Items from an interface collection:
'''

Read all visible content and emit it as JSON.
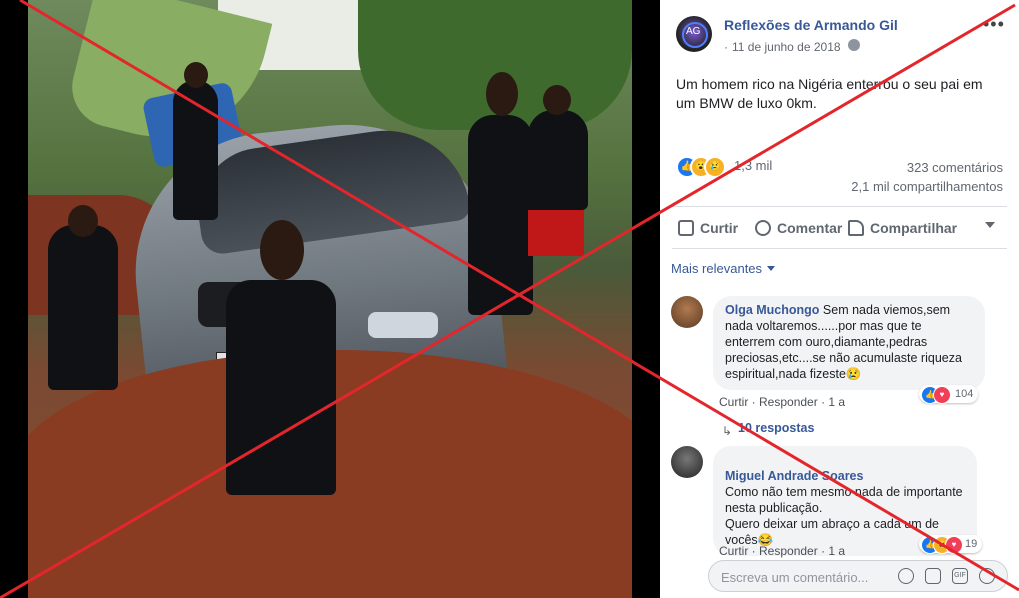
{
  "post": {
    "page_name": "Reflexões de Armando Gil",
    "date": "11 de junho de 2018",
    "dot": "·",
    "avatar_text": "AG",
    "text": "Um homem rico na Nigéria enterrou o seu pai em um BMW de luxo 0km.",
    "reactions_count": "1,3 mil",
    "comments_count": "323 comentários",
    "shares_count": "2,1 mil compartilhamentos"
  },
  "actions": {
    "like": "Curtir",
    "comment": "Comentar",
    "share": "Compartilhar"
  },
  "comments_filter": "Mais relevantes",
  "comments": [
    {
      "author": "Olga Muchongo",
      "text": "Sem nada viemos,sem nada voltaremos......por mas que te enterrem com ouro,diamante,pedras preciosas,etc....se não acumulaste riqueza espiritual,nada fizeste😢",
      "like_label": "Curtir",
      "reply_label": "Responder",
      "time": "1 a",
      "reaction_count": "104"
    },
    {
      "author": "Miguel Andrade Soares",
      "text": "Como não tem mesmo nada de importante nesta publicação.\nQuero deixar um abraço a cada um de vocês😂",
      "like_label": "Curtir",
      "reply_label": "Responder",
      "time": "1 a",
      "reaction_count": "19"
    }
  ],
  "replies_link": "10 respostas",
  "composer": {
    "placeholder": "Escreva um comentário..."
  },
  "colors": {
    "link_blue": "#385898",
    "cross_red": "#e3262b",
    "like_blue": "#1877f2",
    "reaction_yellow": "#f7b125",
    "love_red": "#f33e58"
  }
}
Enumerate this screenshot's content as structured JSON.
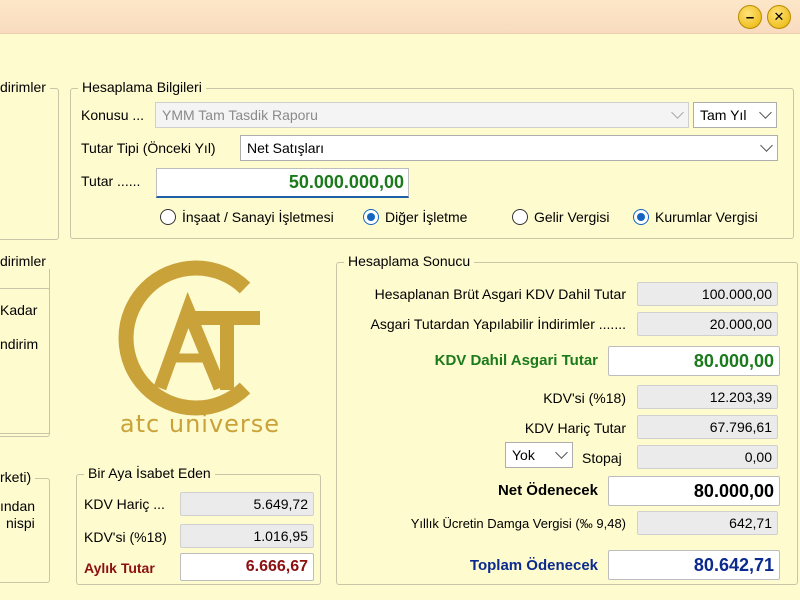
{
  "window": {
    "minimize_glyph": "–",
    "close_glyph": "✕"
  },
  "left_panels": {
    "legend1": "dirimler",
    "legend2": "dirimler",
    "text_kadar": "Kadar",
    "text_indirim": "ndirim",
    "legend3": "rketi)",
    "text_undan": "ından",
    "text_nispi": "nispi"
  },
  "hesaplama_bilgileri": {
    "legend": "Hesaplama Bilgileri",
    "konusu_label": "Konusu ...",
    "konusu_value": "YMM Tam Tasdik Raporu",
    "period_value": "Tam Yıl",
    "tutar_tipi_label": "Tutar Tipi (Önceki Yıl)",
    "tutar_tipi_value": "Net Satışları",
    "tutar_label": "Tutar ......",
    "tutar_value": "50.000.000,00",
    "radio_insaat": "İnşaat / Sanayi İşletmesi",
    "radio_diger": "Diğer İşletme",
    "radio_gelir": "Gelir Vergisi",
    "radio_kurumlar": "Kurumlar Vergisi"
  },
  "logo": {
    "text": "atc universe",
    "brand_color": "#c9a23a"
  },
  "bir_aya": {
    "legend": "Bir Aya İsabet Eden",
    "kdv_haric_label": "KDV Hariç ...",
    "kdv_haric_value": "5.649,72",
    "kdvsi_label": "KDV'si (%18)",
    "kdvsi_value": "1.016,95",
    "aylik_label": "Aylık Tutar",
    "aylik_value": "6.666,67"
  },
  "hesaplama_sonucu": {
    "legend": "Hesaplama Sonucu",
    "brut_label": "Hesaplanan Brüt Asgari KDV Dahil Tutar",
    "brut_value": "100.000,00",
    "indirim_label": "Asgari Tutardan Yapılabilir İndirimler .......",
    "indirim_value": "20.000,00",
    "kdv_dahil_label": "KDV Dahil Asgari Tutar",
    "kdv_dahil_value": "80.000,00",
    "kdvsi_label": "KDV'si (%18)",
    "kdvsi_value": "12.203,39",
    "kdv_haric_label": "KDV Hariç Tutar",
    "kdv_haric_value": "67.796,61",
    "stopaj_select": "Yok",
    "stopaj_label": "Stopaj",
    "stopaj_value": "0,00",
    "net_label": "Net Ödenecek",
    "net_value": "80.000,00",
    "damga_label": "Yıllık Ücretin Damga Vergisi (‰ 9,48)",
    "damga_value": "642,71",
    "toplam_label": "Toplam Ödenecek",
    "toplam_value": "80.642,71"
  },
  "colors": {
    "green": "#1b7a1b",
    "dark_red": "#8b1010",
    "navy": "#0b2a8f",
    "radio_blue": "#1565c0",
    "background": "#fefbcf"
  }
}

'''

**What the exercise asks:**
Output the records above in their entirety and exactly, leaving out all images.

**The answer:**
Read all visible content and emit it as JSON.
{
  "post": {
    "page_name": "Reflexões de Armando Gil",
    "date": "11 de junho de 2018",
    "dot": "·",
    "avatar_text": "AG",
    "text": "Um homem rico na Nigéria enterrou o seu pai em um BMW de luxo 0km.",
    "reactions_count": "1,3 mil",
    "comments_count": "323 comentários",
    "shares_count": "2,1 mil compartilhamentos"
  },
  "actions": {
    "like": "Curtir",
    "comment": "Comentar",
    "share": "Compartilhar"
  },
  "comments_filter": "Mais relevantes",
  "comments": [
    {
      "author": "Olga Muchongo",
      "text": "Sem nada viemos,sem nada voltaremos......por mas que te enterrem com ouro,diamante,pedras preciosas,etc....se não acumulaste riqueza espiritual,nada fizeste😢",
      "like_label": "Curtir",
      "reply_label": "Responder",
      "time": "1 a",
      "reaction_count": "104"
    },
    {
      "author": "Miguel Andrade Soares",
      "text": "Como não tem mesmo nada de importante nesta publicação.\nQuero deixar um abraço a cada um de vocês😂",
      "like_label": "Curtir",
      "reply_label": "Responder",
      "time": "1 a",
      "reaction_count": "19"
    }
  ],
  "replies_link": "10 respostas",
  "composer": {
    "placeholder": "Escreva um comentário..."
  },
  "colors": {
    "link_blue": "#385898",
    "cross_red": "#e3262b",
    "like_blue": "#1877f2",
    "reaction_yellow": "#f7b125",
    "love_red": "#f33e58"
  }
}
Enumerate this screenshot's content as structured JSON.
{
  "window": {
    "minimize_glyph": "–",
    "close_glyph": "✕"
  },
  "left_panels": {
    "legend1": "dirimler",
    "legend2": "dirimler",
    "text_kadar": "Kadar",
    "text_indirim": "ndirim",
    "legend3": "rketi)",
    "text_undan": "ından",
    "text_nispi": "nispi"
  },
  "hesaplama_bilgileri": {
    "legend": "Hesaplama Bilgileri",
    "konusu_label": "Konusu ...",
    "konusu_value": "YMM Tam Tasdik Raporu",
    "period_value": "Tam Yıl",
    "tutar_tipi_label": "Tutar Tipi (Önceki Yıl)",
    "tutar_tipi_value": "Net Satışları",
    "tutar_label": "Tutar ......",
    "tutar_value": "50.000.000,00",
    "radio_insaat": "İnşaat / Sanayi İşletmesi",
    "radio_diger": "Diğer İşletme",
    "radio_gelir": "Gelir Vergisi",
    "radio_kurumlar": "Kurumlar Vergisi"
  },
  "logo": {
    "text": "atc universe",
    "brand_color": "#c9a23a"
  },
  "bir_aya": {
    "legend": "Bir Aya İsabet Eden",
    "kdv_haric_label": "KDV Hariç ...",
    "kdv_haric_value": "5.649,72",
    "kdvsi_label": "KDV'si (%18)",
    "kdvsi_value": "1.016,95",
    "aylik_label": "Aylık Tutar",
    "aylik_value": "6.666,67"
  },
  "hesaplama_sonucu": {
    "legend": "Hesaplama Sonucu",
    "brut_label": "Hesaplanan Brüt Asgari KDV Dahil Tutar",
    "brut_value": "100.000,00",
    "indirim_label": "Asgari Tutardan Yapılabilir İndirimler .......",
    "indirim_value": "20.000,00",
    "kdv_dahil_label": "KDV Dahil Asgari Tutar",
    "kdv_dahil_value": "80.000,00",
    "kdvsi_label": "KDV'si (%18)",
    "kdvsi_value": "12.203,39",
    "kdv_haric_label": "KDV Hariç Tutar",
    "kdv_haric_value": "67.796,61",
    "stopaj_select": "Yok",
    "stopaj_label": "Stopaj",
    "stopaj_value": "0,00",
    "net_label": "Net Ödenecek",
    "net_value": "80.000,00",
    "damga_label": "Yıllık Ücretin Damga Vergisi (‰ 9,48)",
    "damga_value": "642,71",
    "toplam_label": "Toplam Ödenecek",
    "toplam_value": "80.642,71"
  },
  "colors": {
    "green": "#1b7a1b",
    "dark_red": "#8b1010",
    "navy": "#0b2a8f",
    "radio_blue": "#1565c0",
    "background": "#fefbcf"
  }
}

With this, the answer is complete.